“Partitioning also allowed for better use of disk space and kept one application from taking away space needed by another. With astute planning and accurate growth prediction, each application would have the right amount of storage, and there would be less wasted disk [space],” Breville says.

Today’s flexible partitioning technologies continue to build on that performance-enhancing tradition, delivering automated and unattended operations, RAID support, dynamic disk support, Windows-based tools for on-the-fly partitioning, and even bootable recovery media to enable partitioning operations while systems are offline. Also relatively new is thin provisioning, which allows partitioning without the need to physically allocate storage at initial setup.

Partition Plan

Data center managers who neglect to implement partitioning for fear of disrupting delicate system environments might be pleased to learn that partitioning can occur while systems are online. However, before moving ahead with partitioning, experts recommend some basic planning procedures to ensure that the technology is working to its full potential.

“Typically, after the goals and business case for partitioning have been established, history performance data on existing servers and applications is collected to assist in the planning process as well as information on the importance of each application to the business,” explains Gary Thome, director of strategy and architecture for Infrastructure Software and Blades at HP ( “Architectures and partitioning software are chosen based on the goals of the project, along with plans for management, high availability and disaster recovery, and backup and security procedures.”
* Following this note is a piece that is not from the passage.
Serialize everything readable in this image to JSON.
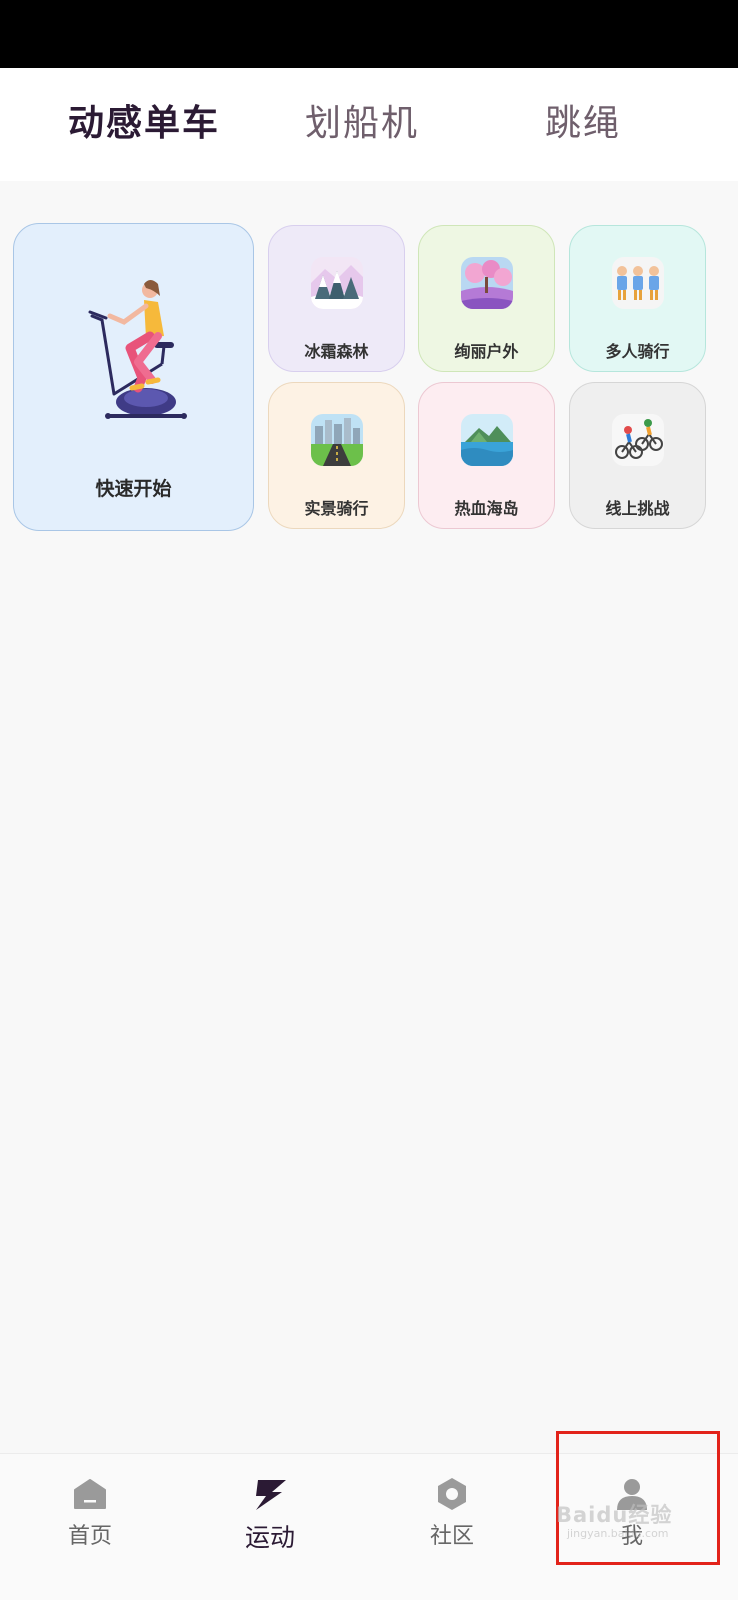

Thome also recommends determining the metrics the data center uses (or will use) to measure success. For example, is IT judged based on response time to end users? On percent of unplanned downtime? On costs of capital expenditures or of the power bill? Also, data centers planning to implement partitioning should gather utilization data from their existing servers, storage, and applications, Thome says.

The actual process of partitioning new or existing drives is surprisingly simple. “Most partitioning utilities show each hard drive in the system with graphic representation of the partition layout. After installing the partitioning software, an operation such as resizing partitions is usually as easy as dragging the border of a partition to the desired size or entering the desired size of the partition in numerical form, before allowing the application to carry out the partitioning operations behind the scenes,” Paragon’s Thomas says.

Rolling partitioning into production—that is, moving programs and data into a partitioned environment—can be accomplished with tools that automate the transfer of applications from physical servers to virtual servers, Thome says. From there, data centers can use ongoing monitoring and capacity planning to ensure the optimal distribution of workload and resources.

Tread Carefully

Although partitioning is generally a safe process, it’s not without pitfalls. For example, Thomas warns that when booting a server from recovery media, drive letter assignments might display differently than how they appeared in the host operating system. Further, he warns that file system errors and bad sectors can cause numerous problems, so it’s wise to check for physical errors and file system errors before creating or modifying partitions.

James Wilson, product manager for HP StorageWorks, says that another concern with storage cache partitioning is that the time required to move cache is variable and does not address short-term hot spots or sudden changes in workload. Further, the cache being moved is not available to any partition from the start of the move until the cache is reassigned to the new partition.

Despite these potential drawbacks, partitioning is here to stay in data center environments as an effective method for increasing operational efficiency. “Partitioning is like cutting a child’s birthday cake,” Thome says. “As long as you plan ahead and measure carefully, everybody is going to be happy.”